As a seventh-grader growing up in Arkansas, Duke was diagnosed with scoliosis. At that time, he had a 26 percent curvature and doctors recommended he wear a back brace 23 hours a day. Two years later, he said the curvature was at 72 percent and he underwent surgery to have a 16-inch rod attached to his spine.
It’s still there.
Without that operation, the pressure on Duke’s heart and lungs could have become life-threatening. Amazingly, Duke returned to his high school golf team months later and, playing in a brace, won medalist honors at the district tournament.
The game led him to Henderson State University, then the PGA Tour in 2004. He also played on the then-Web.com Tour, his longest stints coming in 2005-06 and 2010-11.
When he visits hospitals and talks to children in the same situation he faced, Duke is reminded how lucky he is.
“It’s tough. Some of these kids I know are not getting out of wheelchairs. It’s very sad,” Duke said. “I’ve talked to a bunch of kids, they’ve had multiple surgeries because their body didn’t accept what product was going in and I’ve only had one surgery. Again, I’m lucky on that end.”

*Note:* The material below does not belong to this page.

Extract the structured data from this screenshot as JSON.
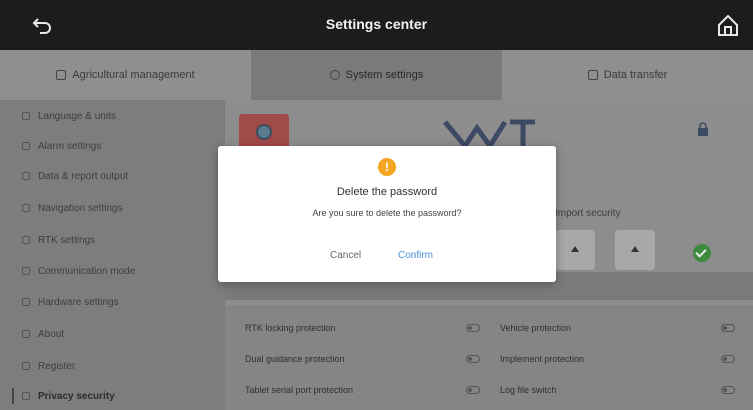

Duke bent over so it was easier to see the curvature, now at 38 percent. The rod must be checked every year. He said with new technology, now surgery can take out the curve and insert two rods to make the spine more stable.
“Back in ’85 when I had it done, that’s all they knew,” he said.
Given a chance to play golf again, Duke has devoted much of his life to charity.
In 2009, the University of Arkansas for Medical Sciences established the Ken Duke Endowed Chair in Scoliosis. He helped raise money for the Ken Duke Golf Center, which opened in 2016 on the campus of Henderson State. When he won the Travelers Championship, he wrote a personal check for $25,000 to the tournament’s charities before he left TPC River Highlands.
“It’s never been about me. It’s always been about giving back to help others,” Duke said. “At my college we built that a few years ago and our girls and boys teams are doing wonderful.”
Although the wins haven’t been plentiful, there have been times to cherish, like when he and Carson Daly of “The Voice” and “Today” won the AT&T Pebble Beach Pro-Am.
“Getting a chance to play with Carson at Pebble ... Pebble, enough said. He grew up around that area and he played tremendous that week and I helped him a couple times,” Duke said. “I promise you, him and I will never forget it, we talk about it all the time.
“He couldn’t play last year and I couldn’t either. Maybe we go back again.”
Duke wasn’t happy with his round on Friday, except for the long par-saving putt he rolled in on 18. But he had a firm grasp of the bigger picture.
“I’m very happy to be here thanks to Fred. I didn’t play well today, but I’m fine,” Duke said.
It’s a wonder he didn’t mention lucky, too.
Marla Ridenour can be reached at firstname.lastname@example.org. Follow her on Twitter at www.twitter.com/MRidenourABJ.